Information provided Start Marker

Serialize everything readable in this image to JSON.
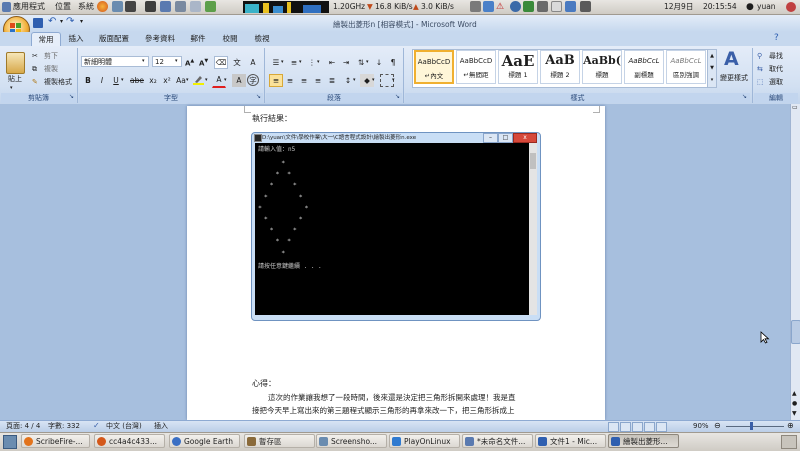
{
  "top_panel": {
    "menus": [
      "應用程式",
      "位置",
      "系統"
    ],
    "cpu_freq": "1.20GHz",
    "net_down": "16.8 KiB/s",
    "net_up": "3.0 KiB/s",
    "date": "12月9日",
    "time": "20:15:54",
    "user": "yuan"
  },
  "window": {
    "title": "繪製出菱形n [相容模式] - Microsoft Word",
    "quick_access": [
      "save",
      "undo",
      "redo"
    ]
  },
  "tabs": [
    "常用",
    "插入",
    "版面配置",
    "參考資料",
    "郵件",
    "校閱",
    "檢視"
  ],
  "active_tab": "常用",
  "ribbon": {
    "clipboard": {
      "label": "剪貼簿",
      "paste": "貼上",
      "cut": "剪下",
      "copy": "複製",
      "format_painter": "複製格式"
    },
    "font": {
      "label": "字型",
      "font_name": "新細明體",
      "font_size": "12",
      "bold": "B",
      "italic": "I",
      "underline": "U",
      "strike": "abe",
      "sub": "x₂",
      "sup": "x²",
      "change_case": "Aa"
    },
    "paragraph": {
      "label": "段落"
    },
    "styles": {
      "label": "樣式",
      "items": [
        {
          "sample": "AaBbCcD",
          "name": "↵內文"
        },
        {
          "sample": "AaBbCcD",
          "name": "↵無間距"
        },
        {
          "sample": "AaE",
          "name": "標題 1"
        },
        {
          "sample": "AaB",
          "name": "標題 2"
        },
        {
          "sample": "AaBb(",
          "name": "標題"
        },
        {
          "sample": "AaBbCcL",
          "name": "副標題"
        },
        {
          "sample": "AaBbCcL",
          "name": "區別強調"
        }
      ],
      "change_styles": "變更樣式"
    },
    "editing": {
      "label": "編輯",
      "find": "尋找",
      "replace": "取代",
      "select": "選取"
    }
  },
  "document": {
    "heading": "執行結果：",
    "console_title": "D:\\yuan\\文件\\學校作業\\大一\\C語言程式設計\\繪製出菱形n.exe",
    "console_prompt": "請輸入值：",
    "console_input": "n5",
    "console_diamond": "    *\n   * *\n  *   *\n *     *\n*       *\n *     *\n  *   *\n   * *\n    *",
    "console_continue": "請按任意鍵繼續 . . .",
    "notes_heading": "心得：",
    "para1": "這次的作業讓我想了一段時間，後來還是決定把三角形拆開來處理！我是直",
    "para2": "接把今天早上寫出來的第三題程式顯示三角形的再拿來改一下，把三角形拆成上"
  },
  "status_bar": {
    "page": "頁面: 4 / 4",
    "words": "字數: 332",
    "language": "中文 (台灣)",
    "mode": "插入",
    "zoom": "90%"
  },
  "taskbar": [
    {
      "label": "ScribeFire-...",
      "color": "#e2731c"
    },
    {
      "label": "cc4a4c433...",
      "color": "#d4581a"
    },
    {
      "label": "Google Earth",
      "color": "#3a6fc4"
    },
    {
      "label": "暫存區",
      "color": "#8a6a3a"
    },
    {
      "label": "Screensho...",
      "color": "#6a8cb0"
    },
    {
      "label": "PlayOnLinux",
      "color": "#2f7ad0"
    },
    {
      "label": "*未命名文件...",
      "color": "#5a7ab0"
    },
    {
      "label": "文件1 - Mic...",
      "color": "#2f5fb0"
    },
    {
      "label": "繪製出菱形...",
      "color": "#2f5fb0"
    }
  ]
}
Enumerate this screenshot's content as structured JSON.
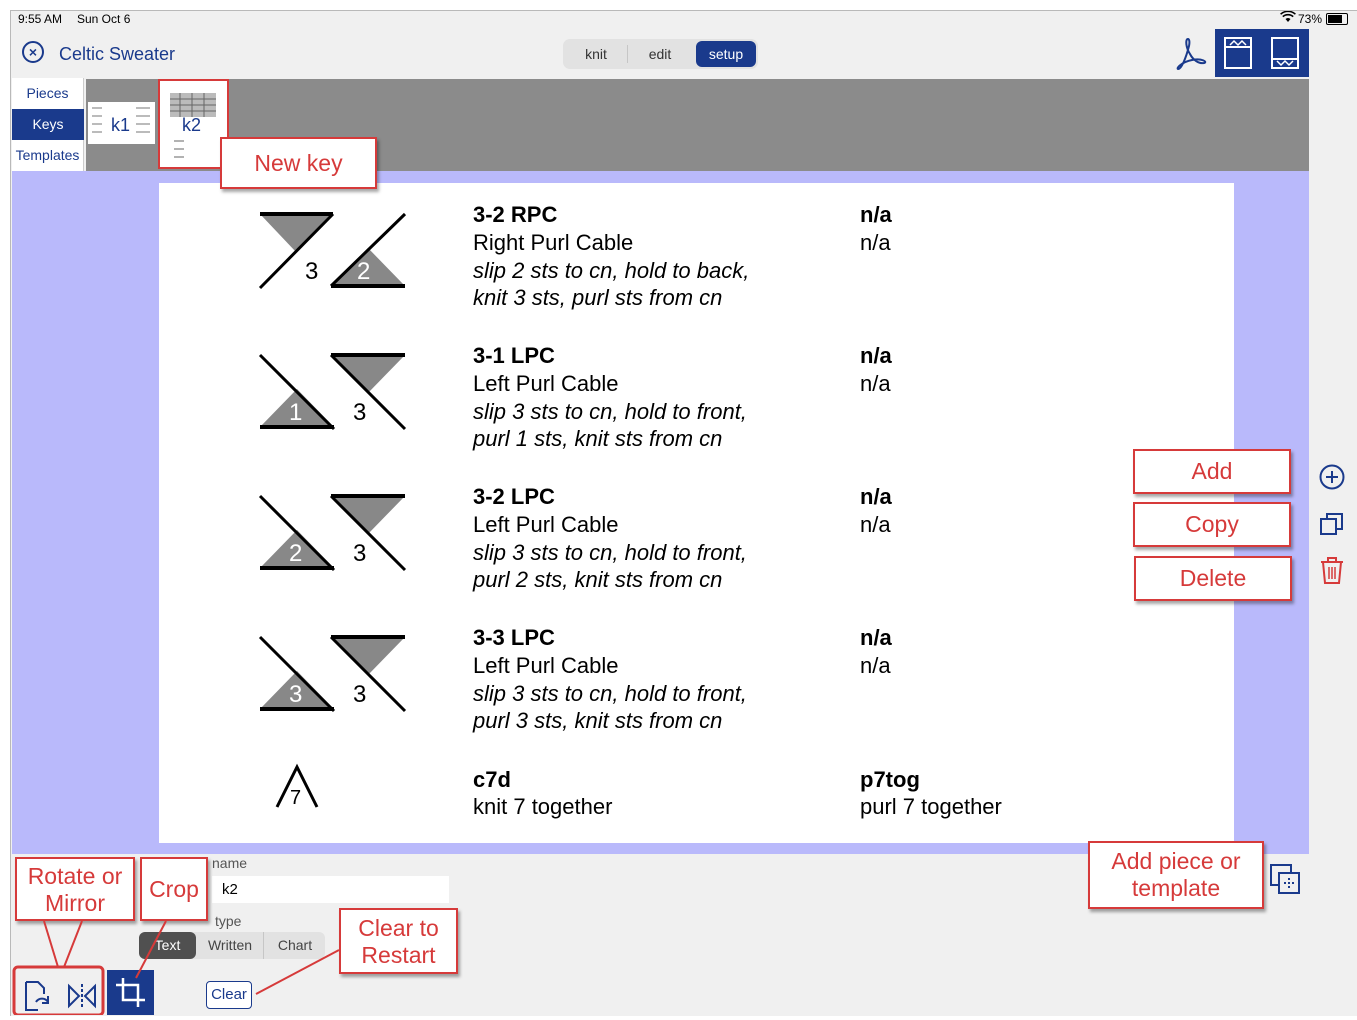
{
  "status_bar": {
    "time": "9:55 AM",
    "date": "Sun Oct 6",
    "battery": "73%"
  },
  "header": {
    "close_icon": "close-circle-icon",
    "title": "Celtic Sweater"
  },
  "mode_tabs": [
    {
      "label": "knit",
      "selected": false
    },
    {
      "label": "edit",
      "selected": false
    },
    {
      "label": "setup",
      "selected": true
    }
  ],
  "side_tabs": [
    {
      "label": "Pieces",
      "selected": false
    },
    {
      "label": "Keys",
      "selected": true
    },
    {
      "label": "Templates",
      "selected": false
    }
  ],
  "thumbnails": [
    {
      "label": "k1",
      "selected": false
    },
    {
      "label": "k2",
      "selected": true
    }
  ],
  "key_entries": [
    {
      "symbol_num_a": "3",
      "symbol_num_b": "2",
      "code": "3-2 RPC",
      "name": "Right Purl Cable",
      "desc1": "slip 2 sts to cn, hold to back,",
      "desc2": "knit 3 sts, purl sts from cn",
      "ws_code": "n/a",
      "ws_name": "n/a"
    },
    {
      "symbol_num_a": "1",
      "symbol_num_b": "3",
      "code": "3-1 LPC",
      "name": "Left Purl Cable",
      "desc1": "slip 3 sts to cn, hold to front,",
      "desc2": "purl 1 sts, knit sts from cn",
      "ws_code": "n/a",
      "ws_name": "n/a"
    },
    {
      "symbol_num_a": "2",
      "symbol_num_b": "3",
      "code": "3-2 LPC",
      "name": "Left Purl Cable",
      "desc1": "slip 3 sts to cn, hold to front,",
      "desc2": "purl 2 sts, knit sts from cn",
      "ws_code": "n/a",
      "ws_name": "n/a"
    },
    {
      "symbol_num_a": "3",
      "symbol_num_b": "3",
      "code": "3-3 LPC",
      "name": "Left Purl Cable",
      "desc1": "slip 3 sts to cn, hold to front,",
      "desc2": "purl 3 sts, knit sts from cn",
      "ws_code": "n/a",
      "ws_name": "n/a"
    }
  ],
  "last_entry": {
    "symbol_num": "7",
    "code": "c7d",
    "name": "knit 7 together",
    "ws_code": "p7tog",
    "ws_name": "purl 7 together"
  },
  "bottom": {
    "name_label": "name",
    "name_value": "k2",
    "type_label": "type",
    "type_options": [
      {
        "label": "Text",
        "selected": true
      },
      {
        "label": "Written",
        "selected": false
      },
      {
        "label": "Chart",
        "selected": false
      }
    ],
    "clear_label": "Clear"
  },
  "callouts": {
    "new_key": "New key",
    "add": "Add",
    "copy": "Copy",
    "delete": "Delete",
    "add_piece": "Add piece or template",
    "rotate": "Rotate or Mirror",
    "crop": "Crop",
    "clear": "Clear to Restart"
  },
  "colors": {
    "accent": "#1a3a8c",
    "callout_red": "#d63a3a",
    "band": "#b9b9fb",
    "strip_gray": "#8b8b8b"
  }
}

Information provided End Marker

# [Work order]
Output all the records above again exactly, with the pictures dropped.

# [Answer section]
Serialize everything readable in this image to JSON.
{
  "top_panel": {
    "menus": [
      "應用程式",
      "位置",
      "系統"
    ],
    "cpu_freq": "1.20GHz",
    "net_down": "16.8 KiB/s",
    "net_up": "3.0 KiB/s",
    "date": "12月9日",
    "time": "20:15:54",
    "user": "yuan"
  },
  "window": {
    "title": "繪製出菱形n [相容模式] - Microsoft Word",
    "quick_access": [
      "save",
      "undo",
      "redo"
    ]
  },
  "tabs": [
    "常用",
    "插入",
    "版面配置",
    "參考資料",
    "郵件",
    "校閱",
    "檢視"
  ],
  "active_tab": "常用",
  "ribbon": {
    "clipboard": {
      "label": "剪貼簿",
      "paste": "貼上",
      "cut": "剪下",
      "copy": "複製",
      "format_painter": "複製格式"
    },
    "font": {
      "label": "字型",
      "font_name": "新細明體",
      "font_size": "12",
      "bold": "B",
      "italic": "I",
      "underline": "U",
      "strike": "abe",
      "sub": "x₂",
      "sup": "x²",
      "change_case": "Aa"
    },
    "paragraph": {
      "label": "段落"
    },
    "styles": {
      "label": "樣式",
      "items": [
        {
          "sample": "AaBbCcD",
          "name": "↵內文"
        },
        {
          "sample": "AaBbCcD",
          "name": "↵無間距"
        },
        {
          "sample": "AaE",
          "name": "標題 1"
        },
        {
          "sample": "AaB",
          "name": "標題 2"
        },
        {
          "sample": "AaBb(",
          "name": "標題"
        },
        {
          "sample": "AaBbCcL",
          "name": "副標題"
        },
        {
          "sample": "AaBbCcL",
          "name": "區別強調"
        }
      ],
      "change_styles": "變更樣式"
    },
    "editing": {
      "label": "編輯",
      "find": "尋找",
      "replace": "取代",
      "select": "選取"
    }
  },
  "document": {
    "heading": "執行結果：",
    "console_title": "D:\\yuan\\文件\\學校作業\\大一\\C語言程式設計\\繪製出菱形n.exe",
    "console_prompt": "請輸入值：",
    "console_input": "n5",
    "console_diamond": "    *\n   * *\n  *   *\n *     *\n*       *\n *     *\n  *   *\n   * *\n    *",
    "console_continue": "請按任意鍵繼續 . . .",
    "notes_heading": "心得：",
    "para1": "這次的作業讓我想了一段時間，後來還是決定把三角形拆開來處理！我是直",
    "para2": "接把今天早上寫出來的第三題程式顯示三角形的再拿來改一下，把三角形拆成上"
  },
  "status_bar": {
    "page": "頁面: 4 / 4",
    "words": "字數: 332",
    "language": "中文 (台灣)",
    "mode": "插入",
    "zoom": "90%"
  },
  "taskbar": [
    {
      "label": "ScribeFire-...",
      "color": "#e2731c"
    },
    {
      "label": "cc4a4c433...",
      "color": "#d4581a"
    },
    {
      "label": "Google Earth",
      "color": "#3a6fc4"
    },
    {
      "label": "暫存區",
      "color": "#8a6a3a"
    },
    {
      "label": "Screensho...",
      "color": "#6a8cb0"
    },
    {
      "label": "PlayOnLinux",
      "color": "#2f7ad0"
    },
    {
      "label": "*未命名文件...",
      "color": "#5a7ab0"
    },
    {
      "label": "文件1 - Mic...",
      "color": "#2f5fb0"
    },
    {
      "label": "繪製出菱形...",
      "color": "#2f5fb0"
    }
  ]
}
Enumerate this screenshot's content as structured JSON.
{
  "status_bar": {
    "time": "9:55 AM",
    "date": "Sun Oct 6",
    "battery": "73%"
  },
  "header": {
    "close_icon": "close-circle-icon",
    "title": "Celtic Sweater"
  },
  "mode_tabs": [
    {
      "label": "knit",
      "selected": false
    },
    {
      "label": "edit",
      "selected": false
    },
    {
      "label": "setup",
      "selected": true
    }
  ],
  "side_tabs": [
    {
      "label": "Pieces",
      "selected": false
    },
    {
      "label": "Keys",
      "selected": true
    },
    {
      "label": "Templates",
      "selected": false
    }
  ],
  "thumbnails": [
    {
      "label": "k1",
      "selected": false
    },
    {
      "label": "k2",
      "selected": true
    }
  ],
  "key_entries": [
    {
      "symbol_num_a": "3",
      "symbol_num_b": "2",
      "code": "3-2 RPC",
      "name": "Right Purl Cable",
      "desc1": "slip 2 sts to cn, hold to back,",
      "desc2": "knit 3 sts, purl sts from cn",
      "ws_code": "n/a",
      "ws_name": "n/a"
    },
    {
      "symbol_num_a": "1",
      "symbol_num_b": "3",
      "code": "3-1 LPC",
      "name": "Left Purl Cable",
      "desc1": "slip 3 sts to cn, hold to front,",
      "desc2": "purl 1 sts, knit sts from cn",
      "ws_code": "n/a",
      "ws_name": "n/a"
    },
    {
      "symbol_num_a": "2",
      "symbol_num_b": "3",
      "code": "3-2 LPC",
      "name": "Left Purl Cable",
      "desc1": "slip 3 sts to cn, hold to front,",
      "desc2": "purl 2 sts, knit sts from cn",
      "ws_code": "n/a",
      "ws_name": "n/a"
    },
    {
      "symbol_num_a": "3",
      "symbol_num_b": "3",
      "code": "3-3 LPC",
      "name": "Left Purl Cable",
      "desc1": "slip 3 sts to cn, hold to front,",
      "desc2": "purl 3 sts, knit sts from cn",
      "ws_code": "n/a",
      "ws_name": "n/a"
    }
  ],
  "last_entry": {
    "symbol_num": "7",
    "code": "c7d",
    "name": "knit 7 together",
    "ws_code": "p7tog",
    "ws_name": "purl 7 together"
  },
  "bottom": {
    "name_label": "name",
    "name_value": "k2",
    "type_label": "type",
    "type_options": [
      {
        "label": "Text",
        "selected": true
      },
      {
        "label": "Written",
        "selected": false
      },
      {
        "label": "Chart",
        "selected": false
      }
    ],
    "clear_label": "Clear"
  },
  "callouts": {
    "new_key": "New key",
    "add": "Add",
    "copy": "Copy",
    "delete": "Delete",
    "add_piece": "Add piece or template",
    "rotate": "Rotate or Mirror",
    "crop": "Crop",
    "clear": "Clear to Restart"
  },
  "colors": {
    "accent": "#1a3a8c",
    "callout_red": "#d63a3a",
    "band": "#b9b9fb",
    "strip_gray": "#8b8b8b"
  }
}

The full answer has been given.